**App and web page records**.

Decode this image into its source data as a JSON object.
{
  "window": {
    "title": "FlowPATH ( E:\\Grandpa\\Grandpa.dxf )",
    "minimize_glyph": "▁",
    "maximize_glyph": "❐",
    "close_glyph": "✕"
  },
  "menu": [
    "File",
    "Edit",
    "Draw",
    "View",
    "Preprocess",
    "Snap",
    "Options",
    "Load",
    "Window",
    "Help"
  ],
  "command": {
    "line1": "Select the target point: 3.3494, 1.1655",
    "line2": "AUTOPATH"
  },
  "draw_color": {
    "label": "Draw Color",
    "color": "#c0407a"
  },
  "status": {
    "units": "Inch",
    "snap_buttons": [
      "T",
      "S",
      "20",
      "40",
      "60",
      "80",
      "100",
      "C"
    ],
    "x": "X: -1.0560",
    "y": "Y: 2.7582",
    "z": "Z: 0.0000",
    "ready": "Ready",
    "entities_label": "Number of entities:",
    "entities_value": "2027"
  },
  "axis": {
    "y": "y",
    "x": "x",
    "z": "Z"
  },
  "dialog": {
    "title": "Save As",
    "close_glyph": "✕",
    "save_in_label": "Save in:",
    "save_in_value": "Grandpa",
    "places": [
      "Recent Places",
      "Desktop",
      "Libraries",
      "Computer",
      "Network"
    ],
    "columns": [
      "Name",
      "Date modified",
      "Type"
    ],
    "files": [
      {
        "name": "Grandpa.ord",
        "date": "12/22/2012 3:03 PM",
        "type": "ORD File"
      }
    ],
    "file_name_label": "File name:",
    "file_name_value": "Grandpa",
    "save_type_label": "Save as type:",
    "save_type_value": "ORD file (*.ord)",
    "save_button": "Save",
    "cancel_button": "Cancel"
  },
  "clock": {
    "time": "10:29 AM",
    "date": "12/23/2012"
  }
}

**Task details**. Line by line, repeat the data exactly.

**Exercise result**.
Decode this image into its source data as a JSON object.
{
  "window": {
    "title": "FlowPATH ( E:\\Grandpa\\Grandpa.dxf )",
    "minimize_glyph": "▁",
    "maximize_glyph": "❐",
    "close_glyph": "✕"
  },
  "menu": [
    "File",
    "Edit",
    "Draw",
    "View",
    "Preprocess",
    "Snap",
    "Options",
    "Load",
    "Window",
    "Help"
  ],
  "command": {
    "line1": "Select the target point: 3.3494, 1.1655",
    "line2": "AUTOPATH"
  },
  "draw_color": {
    "label": "Draw Color",
    "color": "#c0407a"
  },
  "status": {
    "units": "Inch",
    "snap_buttons": [
      "T",
      "S",
      "20",
      "40",
      "60",
      "80",
      "100",
      "C"
    ],
    "x": "X: -1.0560",
    "y": "Y: 2.7582",
    "z": "Z: 0.0000",
    "ready": "Ready",
    "entities_label": "Number of entities:",
    "entities_value": "2027"
  },
  "axis": {
    "y": "y",
    "x": "x",
    "z": "Z"
  },
  "dialog": {
    "title": "Save As",
    "close_glyph": "✕",
    "save_in_label": "Save in:",
    "save_in_value": "Grandpa",
    "places": [
      "Recent Places",
      "Desktop",
      "Libraries",
      "Computer",
      "Network"
    ],
    "columns": [
      "Name",
      "Date modified",
      "Type"
    ],
    "files": [
      {
        "name": "Grandpa.ord",
        "date": "12/22/2012 3:03 PM",
        "type": "ORD File"
      }
    ],
    "file_name_label": "File name:",
    "file_name_value": "Grandpa",
    "save_type_label": "Save as type:",
    "save_type_value": "ORD file (*.ord)",
    "save_button": "Save",
    "cancel_button": "Cancel"
  },
  "clock": {
    "time": "10:29 AM",
    "date": "12/23/2012"
  }
}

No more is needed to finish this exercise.